### EXERCISE BRIEF
Copy every line from the records that holds the word "true".

### RECORDS TO PROCESS

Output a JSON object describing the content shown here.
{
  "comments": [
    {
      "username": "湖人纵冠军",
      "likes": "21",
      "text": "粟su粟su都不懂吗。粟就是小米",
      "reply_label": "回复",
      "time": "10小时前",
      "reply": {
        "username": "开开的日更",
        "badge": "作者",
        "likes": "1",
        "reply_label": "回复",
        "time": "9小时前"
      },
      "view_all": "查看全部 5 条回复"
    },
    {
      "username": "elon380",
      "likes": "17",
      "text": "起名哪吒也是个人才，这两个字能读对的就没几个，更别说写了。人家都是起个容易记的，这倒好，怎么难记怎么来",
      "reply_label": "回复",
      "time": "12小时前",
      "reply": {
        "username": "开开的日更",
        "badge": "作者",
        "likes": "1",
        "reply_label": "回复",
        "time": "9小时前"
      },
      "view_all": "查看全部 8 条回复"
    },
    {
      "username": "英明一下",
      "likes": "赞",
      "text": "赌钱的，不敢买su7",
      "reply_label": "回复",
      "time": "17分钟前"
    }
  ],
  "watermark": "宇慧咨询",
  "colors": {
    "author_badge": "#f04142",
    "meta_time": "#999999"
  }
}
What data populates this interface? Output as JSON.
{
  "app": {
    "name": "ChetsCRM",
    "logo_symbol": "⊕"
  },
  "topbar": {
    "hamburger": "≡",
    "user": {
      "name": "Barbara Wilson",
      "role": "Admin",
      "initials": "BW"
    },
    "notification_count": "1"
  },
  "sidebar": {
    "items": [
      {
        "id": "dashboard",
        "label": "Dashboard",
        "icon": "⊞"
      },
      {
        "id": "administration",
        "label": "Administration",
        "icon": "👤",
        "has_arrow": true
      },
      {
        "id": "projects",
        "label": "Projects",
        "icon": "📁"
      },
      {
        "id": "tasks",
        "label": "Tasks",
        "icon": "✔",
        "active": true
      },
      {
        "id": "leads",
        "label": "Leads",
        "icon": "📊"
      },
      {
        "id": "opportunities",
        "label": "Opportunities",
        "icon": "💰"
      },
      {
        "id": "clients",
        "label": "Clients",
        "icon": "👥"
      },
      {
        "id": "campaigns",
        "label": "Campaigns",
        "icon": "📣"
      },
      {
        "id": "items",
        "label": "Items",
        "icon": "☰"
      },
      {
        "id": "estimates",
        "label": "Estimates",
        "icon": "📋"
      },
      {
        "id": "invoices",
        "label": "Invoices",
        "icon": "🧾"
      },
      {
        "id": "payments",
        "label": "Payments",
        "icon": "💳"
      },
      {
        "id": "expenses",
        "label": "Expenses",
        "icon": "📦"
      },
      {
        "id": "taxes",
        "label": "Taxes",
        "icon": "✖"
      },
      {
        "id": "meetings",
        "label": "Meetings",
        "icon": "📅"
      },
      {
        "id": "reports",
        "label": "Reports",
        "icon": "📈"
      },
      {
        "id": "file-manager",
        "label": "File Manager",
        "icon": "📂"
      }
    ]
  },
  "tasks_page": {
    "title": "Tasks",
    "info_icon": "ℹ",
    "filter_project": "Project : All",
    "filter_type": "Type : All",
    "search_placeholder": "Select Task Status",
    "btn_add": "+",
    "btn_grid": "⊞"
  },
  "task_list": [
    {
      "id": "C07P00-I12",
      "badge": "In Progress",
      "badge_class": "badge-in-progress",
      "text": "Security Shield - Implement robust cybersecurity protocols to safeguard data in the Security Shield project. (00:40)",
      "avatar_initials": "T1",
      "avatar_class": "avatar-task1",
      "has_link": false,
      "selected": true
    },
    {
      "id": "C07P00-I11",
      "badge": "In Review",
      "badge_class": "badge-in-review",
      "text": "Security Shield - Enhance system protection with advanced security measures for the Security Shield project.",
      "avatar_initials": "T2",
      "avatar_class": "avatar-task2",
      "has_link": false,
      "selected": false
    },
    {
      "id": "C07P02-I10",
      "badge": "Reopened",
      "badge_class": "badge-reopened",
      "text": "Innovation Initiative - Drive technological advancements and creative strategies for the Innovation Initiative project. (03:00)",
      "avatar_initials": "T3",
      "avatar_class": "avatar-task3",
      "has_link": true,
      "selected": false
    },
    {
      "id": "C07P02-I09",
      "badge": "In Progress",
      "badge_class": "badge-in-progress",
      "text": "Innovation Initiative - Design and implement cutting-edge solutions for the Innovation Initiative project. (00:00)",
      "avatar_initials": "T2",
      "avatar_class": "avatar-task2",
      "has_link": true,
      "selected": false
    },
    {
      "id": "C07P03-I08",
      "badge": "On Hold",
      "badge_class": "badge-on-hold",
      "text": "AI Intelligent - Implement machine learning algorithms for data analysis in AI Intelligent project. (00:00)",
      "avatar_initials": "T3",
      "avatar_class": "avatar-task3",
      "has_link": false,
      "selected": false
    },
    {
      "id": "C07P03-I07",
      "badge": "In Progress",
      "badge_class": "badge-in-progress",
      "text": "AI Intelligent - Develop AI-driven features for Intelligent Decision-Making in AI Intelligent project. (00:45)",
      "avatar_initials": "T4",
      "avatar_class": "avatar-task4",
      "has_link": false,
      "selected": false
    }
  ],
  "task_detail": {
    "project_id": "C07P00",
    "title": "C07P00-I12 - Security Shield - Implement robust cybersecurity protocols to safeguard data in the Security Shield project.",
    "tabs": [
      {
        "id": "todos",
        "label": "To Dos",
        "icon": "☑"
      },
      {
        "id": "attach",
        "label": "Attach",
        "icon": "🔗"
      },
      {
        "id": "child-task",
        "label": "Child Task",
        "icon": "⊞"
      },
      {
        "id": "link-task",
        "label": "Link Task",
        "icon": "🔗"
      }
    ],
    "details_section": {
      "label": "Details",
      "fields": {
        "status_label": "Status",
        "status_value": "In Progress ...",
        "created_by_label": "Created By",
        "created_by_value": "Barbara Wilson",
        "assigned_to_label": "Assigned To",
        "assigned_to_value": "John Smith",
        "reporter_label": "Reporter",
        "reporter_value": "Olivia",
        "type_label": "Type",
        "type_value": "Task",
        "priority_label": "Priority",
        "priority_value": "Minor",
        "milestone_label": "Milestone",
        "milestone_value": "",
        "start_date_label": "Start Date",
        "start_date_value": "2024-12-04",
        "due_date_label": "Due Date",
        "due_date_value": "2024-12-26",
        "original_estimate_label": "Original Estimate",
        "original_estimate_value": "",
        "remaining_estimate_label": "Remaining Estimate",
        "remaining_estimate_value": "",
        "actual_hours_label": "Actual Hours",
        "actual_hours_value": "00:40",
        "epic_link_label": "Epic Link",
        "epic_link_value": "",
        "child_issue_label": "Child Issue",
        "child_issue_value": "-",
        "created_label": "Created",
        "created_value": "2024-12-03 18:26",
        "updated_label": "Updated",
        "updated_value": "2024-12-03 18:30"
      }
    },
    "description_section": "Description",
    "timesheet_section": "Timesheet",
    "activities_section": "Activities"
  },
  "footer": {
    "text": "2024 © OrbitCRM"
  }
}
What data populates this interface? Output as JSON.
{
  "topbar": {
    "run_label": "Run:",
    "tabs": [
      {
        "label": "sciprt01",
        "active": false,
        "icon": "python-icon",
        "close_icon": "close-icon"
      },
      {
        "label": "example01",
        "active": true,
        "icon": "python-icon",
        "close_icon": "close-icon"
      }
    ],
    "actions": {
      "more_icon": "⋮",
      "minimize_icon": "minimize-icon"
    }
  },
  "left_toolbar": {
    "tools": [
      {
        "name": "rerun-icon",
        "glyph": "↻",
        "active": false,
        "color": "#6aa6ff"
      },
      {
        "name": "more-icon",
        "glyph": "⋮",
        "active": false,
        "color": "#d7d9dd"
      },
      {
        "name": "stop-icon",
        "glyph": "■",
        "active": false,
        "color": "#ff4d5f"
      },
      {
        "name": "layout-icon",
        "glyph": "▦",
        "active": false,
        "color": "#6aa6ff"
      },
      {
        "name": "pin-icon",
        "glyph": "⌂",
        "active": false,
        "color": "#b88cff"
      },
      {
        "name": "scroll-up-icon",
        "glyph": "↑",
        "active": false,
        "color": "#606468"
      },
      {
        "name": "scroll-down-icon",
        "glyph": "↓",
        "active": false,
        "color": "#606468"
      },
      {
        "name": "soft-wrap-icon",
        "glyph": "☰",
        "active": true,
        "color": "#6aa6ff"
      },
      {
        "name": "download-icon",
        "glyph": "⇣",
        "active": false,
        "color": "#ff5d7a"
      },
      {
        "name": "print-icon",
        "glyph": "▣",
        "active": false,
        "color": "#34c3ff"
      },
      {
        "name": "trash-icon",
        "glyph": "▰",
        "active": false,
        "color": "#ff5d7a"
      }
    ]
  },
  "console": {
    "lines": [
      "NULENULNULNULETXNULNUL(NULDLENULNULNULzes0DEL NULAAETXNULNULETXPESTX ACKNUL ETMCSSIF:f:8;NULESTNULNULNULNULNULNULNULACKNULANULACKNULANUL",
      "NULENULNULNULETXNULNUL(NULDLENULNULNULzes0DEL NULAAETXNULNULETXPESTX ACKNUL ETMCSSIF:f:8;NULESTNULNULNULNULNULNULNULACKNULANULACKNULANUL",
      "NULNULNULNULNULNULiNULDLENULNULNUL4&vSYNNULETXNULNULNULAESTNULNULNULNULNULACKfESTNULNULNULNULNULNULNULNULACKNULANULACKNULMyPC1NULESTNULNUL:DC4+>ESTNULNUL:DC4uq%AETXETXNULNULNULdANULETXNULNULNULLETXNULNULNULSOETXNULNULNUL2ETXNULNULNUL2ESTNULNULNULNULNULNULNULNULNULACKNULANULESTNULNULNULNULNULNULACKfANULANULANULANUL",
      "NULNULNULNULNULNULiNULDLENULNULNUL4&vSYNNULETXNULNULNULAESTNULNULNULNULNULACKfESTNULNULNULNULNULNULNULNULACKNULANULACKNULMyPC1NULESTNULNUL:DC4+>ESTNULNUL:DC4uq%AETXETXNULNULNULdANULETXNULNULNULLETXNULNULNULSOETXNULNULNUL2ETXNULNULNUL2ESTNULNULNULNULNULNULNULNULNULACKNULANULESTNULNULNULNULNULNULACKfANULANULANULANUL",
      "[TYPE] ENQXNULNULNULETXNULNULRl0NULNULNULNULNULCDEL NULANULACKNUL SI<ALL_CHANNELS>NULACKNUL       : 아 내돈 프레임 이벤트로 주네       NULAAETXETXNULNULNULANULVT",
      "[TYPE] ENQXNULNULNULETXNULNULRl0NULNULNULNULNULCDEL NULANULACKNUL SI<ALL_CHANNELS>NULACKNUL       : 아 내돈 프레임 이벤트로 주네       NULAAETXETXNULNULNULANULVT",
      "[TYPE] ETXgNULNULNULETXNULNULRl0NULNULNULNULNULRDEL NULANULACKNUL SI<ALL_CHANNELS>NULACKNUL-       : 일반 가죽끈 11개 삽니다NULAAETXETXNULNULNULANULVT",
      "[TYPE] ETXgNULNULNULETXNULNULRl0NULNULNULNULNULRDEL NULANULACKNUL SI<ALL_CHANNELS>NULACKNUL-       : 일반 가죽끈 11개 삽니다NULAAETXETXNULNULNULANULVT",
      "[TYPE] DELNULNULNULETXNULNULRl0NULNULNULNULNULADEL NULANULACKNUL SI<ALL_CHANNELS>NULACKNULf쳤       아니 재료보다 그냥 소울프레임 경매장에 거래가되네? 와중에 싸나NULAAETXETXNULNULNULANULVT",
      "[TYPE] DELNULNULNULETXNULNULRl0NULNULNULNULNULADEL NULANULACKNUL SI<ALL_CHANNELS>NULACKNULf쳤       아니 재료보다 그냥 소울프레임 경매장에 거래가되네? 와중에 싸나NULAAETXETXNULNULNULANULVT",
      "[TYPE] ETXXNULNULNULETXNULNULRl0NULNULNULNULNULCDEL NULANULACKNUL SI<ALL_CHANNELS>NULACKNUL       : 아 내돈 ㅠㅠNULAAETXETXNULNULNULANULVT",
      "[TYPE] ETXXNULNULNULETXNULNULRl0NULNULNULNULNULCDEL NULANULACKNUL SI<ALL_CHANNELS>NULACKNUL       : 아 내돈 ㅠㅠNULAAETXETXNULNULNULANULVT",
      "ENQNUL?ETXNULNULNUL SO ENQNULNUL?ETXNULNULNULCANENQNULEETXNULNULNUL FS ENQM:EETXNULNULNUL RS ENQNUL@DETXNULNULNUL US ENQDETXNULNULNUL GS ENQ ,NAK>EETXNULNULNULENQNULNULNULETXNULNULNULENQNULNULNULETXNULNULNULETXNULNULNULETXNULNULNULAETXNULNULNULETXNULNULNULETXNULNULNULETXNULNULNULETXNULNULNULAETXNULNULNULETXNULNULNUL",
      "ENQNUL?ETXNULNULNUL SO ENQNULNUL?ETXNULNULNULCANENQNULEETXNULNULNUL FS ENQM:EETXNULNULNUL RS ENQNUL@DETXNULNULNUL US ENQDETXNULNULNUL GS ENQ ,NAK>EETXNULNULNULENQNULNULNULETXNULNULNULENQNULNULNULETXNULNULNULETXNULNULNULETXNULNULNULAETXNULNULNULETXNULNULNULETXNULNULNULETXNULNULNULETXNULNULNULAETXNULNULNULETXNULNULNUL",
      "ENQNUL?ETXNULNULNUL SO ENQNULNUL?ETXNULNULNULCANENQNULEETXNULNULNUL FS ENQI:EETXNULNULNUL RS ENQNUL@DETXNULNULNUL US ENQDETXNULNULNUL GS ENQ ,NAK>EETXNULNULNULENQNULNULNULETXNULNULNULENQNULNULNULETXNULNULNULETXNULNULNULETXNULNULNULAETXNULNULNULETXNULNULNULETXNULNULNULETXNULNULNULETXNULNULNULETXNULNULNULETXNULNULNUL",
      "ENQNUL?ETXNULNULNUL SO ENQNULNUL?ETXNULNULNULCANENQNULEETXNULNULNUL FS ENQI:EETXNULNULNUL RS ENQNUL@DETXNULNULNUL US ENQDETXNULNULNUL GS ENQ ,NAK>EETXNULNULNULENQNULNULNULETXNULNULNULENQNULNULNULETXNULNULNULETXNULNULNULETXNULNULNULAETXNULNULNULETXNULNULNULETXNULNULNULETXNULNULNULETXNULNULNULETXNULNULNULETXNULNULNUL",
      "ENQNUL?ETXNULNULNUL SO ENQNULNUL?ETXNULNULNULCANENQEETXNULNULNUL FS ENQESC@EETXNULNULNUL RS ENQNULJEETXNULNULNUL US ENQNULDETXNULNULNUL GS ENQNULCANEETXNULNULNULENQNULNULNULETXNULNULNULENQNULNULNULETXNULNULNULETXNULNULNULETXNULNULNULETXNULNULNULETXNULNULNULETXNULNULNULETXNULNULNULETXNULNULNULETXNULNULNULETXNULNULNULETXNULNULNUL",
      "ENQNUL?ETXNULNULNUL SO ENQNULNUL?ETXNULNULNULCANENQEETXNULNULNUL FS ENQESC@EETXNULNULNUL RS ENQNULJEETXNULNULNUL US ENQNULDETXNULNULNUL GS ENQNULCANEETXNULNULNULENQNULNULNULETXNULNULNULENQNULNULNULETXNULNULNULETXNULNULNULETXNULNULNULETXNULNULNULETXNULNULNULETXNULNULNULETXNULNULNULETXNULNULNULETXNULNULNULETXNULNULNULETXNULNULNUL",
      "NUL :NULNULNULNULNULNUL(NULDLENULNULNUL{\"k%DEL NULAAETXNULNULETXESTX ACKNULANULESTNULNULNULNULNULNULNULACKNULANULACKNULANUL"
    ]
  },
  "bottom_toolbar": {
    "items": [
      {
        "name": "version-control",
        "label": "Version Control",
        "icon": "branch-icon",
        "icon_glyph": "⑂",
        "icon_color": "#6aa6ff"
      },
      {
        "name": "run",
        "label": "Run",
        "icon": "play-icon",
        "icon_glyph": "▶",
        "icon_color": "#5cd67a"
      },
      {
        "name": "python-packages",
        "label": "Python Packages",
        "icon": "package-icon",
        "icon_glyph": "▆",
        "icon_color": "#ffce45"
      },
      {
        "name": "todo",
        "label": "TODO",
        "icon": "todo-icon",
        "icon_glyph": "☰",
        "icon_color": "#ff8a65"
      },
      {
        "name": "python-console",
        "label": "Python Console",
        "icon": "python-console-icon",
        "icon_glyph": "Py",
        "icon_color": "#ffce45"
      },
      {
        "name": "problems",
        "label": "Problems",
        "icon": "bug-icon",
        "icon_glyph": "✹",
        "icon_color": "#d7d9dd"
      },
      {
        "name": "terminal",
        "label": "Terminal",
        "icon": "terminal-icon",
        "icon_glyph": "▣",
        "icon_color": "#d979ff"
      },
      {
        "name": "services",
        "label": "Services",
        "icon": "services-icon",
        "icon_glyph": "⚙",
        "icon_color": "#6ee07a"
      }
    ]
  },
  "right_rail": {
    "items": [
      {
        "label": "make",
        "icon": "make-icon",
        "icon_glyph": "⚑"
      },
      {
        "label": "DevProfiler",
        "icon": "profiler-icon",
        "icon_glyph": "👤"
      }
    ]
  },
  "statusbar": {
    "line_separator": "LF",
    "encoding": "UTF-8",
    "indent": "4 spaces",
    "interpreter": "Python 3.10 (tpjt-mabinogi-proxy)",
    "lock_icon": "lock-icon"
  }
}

### TASK ANSWER
        "has_arrow": true
        "active": true
      "selected": true
      "has_link": true,
      "has_link": true,
        "active": true,
        "active": true,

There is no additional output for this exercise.